Chances are, you probably never said: "I want to be a corporate real estate executive when I grow up." Discover a dynamic career you likely never knew existed – one that creates the spaces, places and experiences corporations require for business success.
Corporate real estate professionals have strategic responsibility for billions of square feet of property globally from acquisition through development and disposition. They are charged with anticipating and responding to their corporations’ space needs as a result of business growth, expansion or contraction. And yet, the profession is about so much more than real estate.
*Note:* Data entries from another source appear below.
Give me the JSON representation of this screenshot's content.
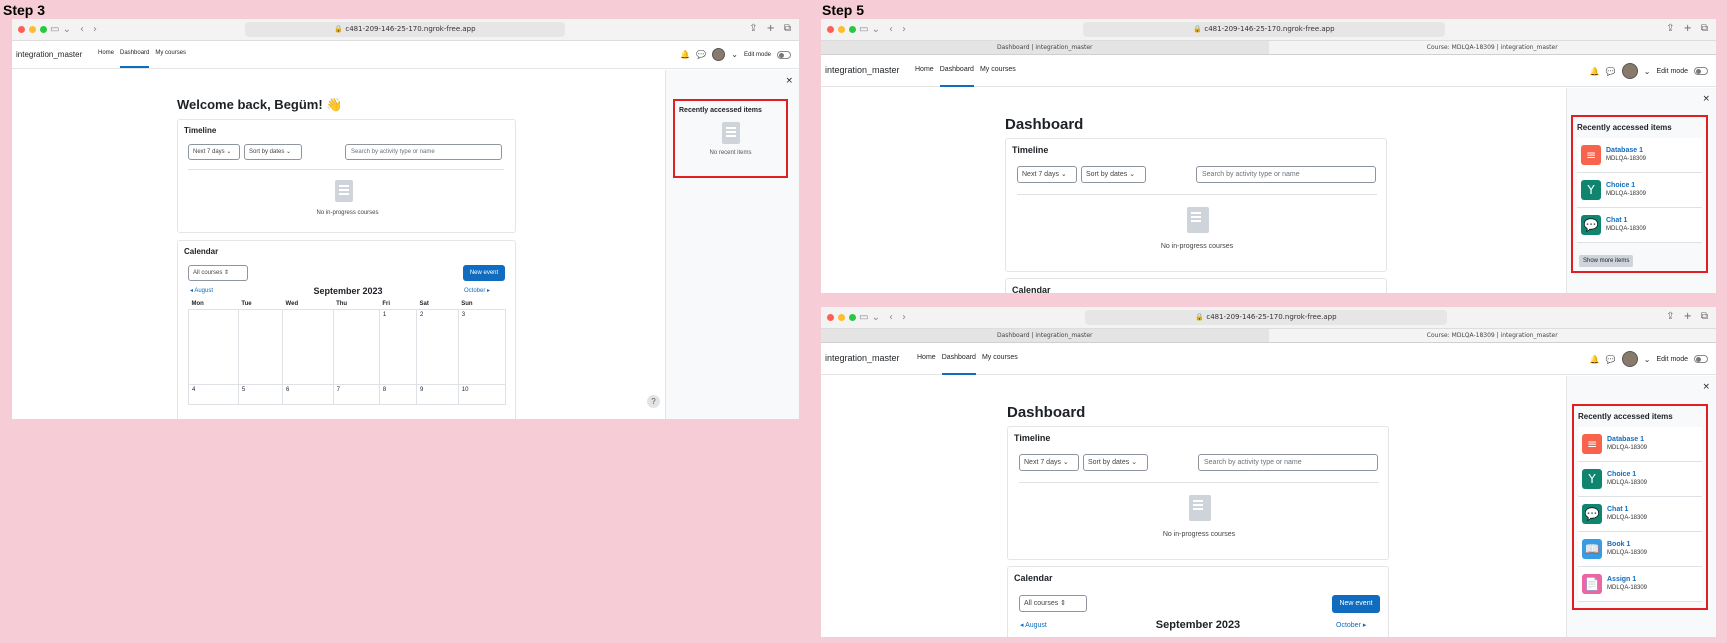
{
  "labels": {
    "step3": "Step 3",
    "step5": "Step 5"
  },
  "browser": {
    "url": "c481-209-146-25-170.ngrok-free.app",
    "tab_dashboard": "Dashboard | integration_master",
    "tab_course": "Course: MDLQA-18309 | integration_master"
  },
  "nav": {
    "site_name": "integration_master",
    "home": "Home",
    "dashboard": "Dashboard",
    "my_courses": "My courses",
    "edit_mode": "Edit mode"
  },
  "step3": {
    "welcome": "Welcome back, Begüm! 👋",
    "timeline_title": "Timeline",
    "filter_days": "Next 7 days ⌄",
    "filter_sort": "Sort by dates ⌄",
    "search_placeholder": "Search by activity type or name",
    "no_courses": "No in-progress courses",
    "calendar_title": "Calendar",
    "all_courses": "All courses ⇕",
    "new_event": "New event",
    "prev_month": "◂ August",
    "month": "September 2023",
    "next_month": "October ▸",
    "days": [
      "Mon",
      "Tue",
      "Wed",
      "Thu",
      "Fri",
      "Sat",
      "Sun"
    ],
    "week1": [
      "",
      "",
      "",
      "",
      "1",
      "2",
      "3"
    ],
    "week2": [
      "4",
      "5",
      "6",
      "7",
      "8",
      "9",
      "10"
    ],
    "rai_title": "Recently accessed items",
    "rai_empty": "No recent items",
    "help": "?"
  },
  "step5": {
    "dashboard_title": "Dashboard",
    "timeline_title": "Timeline",
    "filter_days": "Next 7 days ⌄",
    "filter_sort": "Sort by dates ⌄",
    "search_placeholder": "Search by activity type or name",
    "no_courses": "No in-progress courses",
    "calendar_title": "Calendar",
    "all_courses": "All courses ⇕",
    "new_event": "New event",
    "prev_month": "◂ August",
    "month": "September 2023",
    "next_month": "October ▸",
    "rai_title": "Recently accessed items",
    "show_more": "Show more items",
    "course": "MDLQA-18309",
    "items_a": [
      {
        "name": "Database 1",
        "icon": "database-icon",
        "color": "#f7634d",
        "glyph": "≡"
      },
      {
        "name": "Choice 1",
        "icon": "choice-icon",
        "color": "#0f8570",
        "glyph": "Y"
      },
      {
        "name": "Chat 1",
        "icon": "chat-icon",
        "color": "#0f8570",
        "glyph": "💬"
      }
    ],
    "items_b": [
      {
        "name": "Database 1",
        "icon": "database-icon",
        "color": "#f7634d",
        "glyph": "≡"
      },
      {
        "name": "Choice 1",
        "icon": "choice-icon",
        "color": "#0f8570",
        "glyph": "Y"
      },
      {
        "name": "Chat 1",
        "icon": "chat-icon",
        "color": "#0f8570",
        "glyph": "💬"
      },
      {
        "name": "Book 1",
        "icon": "book-icon",
        "color": "#399be2",
        "glyph": "📖"
      },
      {
        "name": "Assign 1",
        "icon": "assign-icon",
        "color": "#eb66a2",
        "glyph": "📄"
      }
    ]
  },
  "colors": {
    "background": "#f6cdd6",
    "primary": "#0f6cbf",
    "highlight": "#e02020"
  }
}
Corporate real estate is the real property used by non-real estate companies for their own business purposes. Think about it: Every corporation needs a place to conduct its business. Places for employees to work. Places for research and development. Places for manufacturing or distribution. Corporate real estate professionals drive location strategy, occupancy planning, portfolio management, space optimization, and workplace innovation to support business goals.
The physical spaces and places where work gets done are a vital part of a corporate brand, company culture – and the employee experience. Corporate real estate enables diverse talent attraction and retention, fosters flexibility and collaboration, encourages health and wellness, promotes sustainability, improves worker security and safety, and reduces business continuity risks. Corporate real estate professionals and the experiences they create play a vital role in advancing an organization’s mission and strategy.
More about careers in corporate real estate….
Corporate real estate professionals manage diverse real estate portfolios in multiple locations. They work in all classes of property, land, and buildings, including offices, data centers, manufacturing facilities, logistics centers, corporate headquarters, distribution facilities, retail stores and hotels.
Those who enter the profession are generally not REALTORS®, commercial brokers, developers or facility managers though they enlist or manage these professionals as well as other service providers such as architects, site selection consultants, economic developers, interior designers and the like to help support their overall portfolio operations and strategy.
Most corporate real estate professionals hold undergraduate or graduate degrees. Many have degrees other than real estate. Most training is provided after graduation by a professional association or hiring company.
1. Global Leadership
Serving a global company while respecting local customs and business practices is a vital part of a corporate real estate professional’s role. Understanding and respecting diverse political, economic, regulatory and social nuances of cross-cultural, cross-border working demands leadership with a world view.
Careers managing a corporation’s global real estate footprint demand strategic thinkers who can connect dots, see the bigger picture, anticipate change, embrace uncertainty and develop action plans that manage risk and ensure business continuity.
Corporate real estate, human resources, and technology are the top three expenses for most corporations. As such, strong financial management and business acumen are critical for a career managing real estate assets.
Corporate real estate professionals drive workplace innovation and transformations that are improving productivity, collaboration, employee engagement, and satisfaction. They also work to lower costs and increase competitive advantage for companies across all business sectors.
Artificial intelligence, robotics, blockchain, the internet of things and cybersecurity are top of mind for corporate real estate professionals who must leverage technology and data to manage complex property portfolios -- and protect company assets.
Driven by concerns about climate change and limited natural resources, sustainability is a baseline requirement for most corporations. Corporate real estate professionals are responsible for sizable environmental footprints and must take a proactive role in leading energy efficiency and reducing consumption.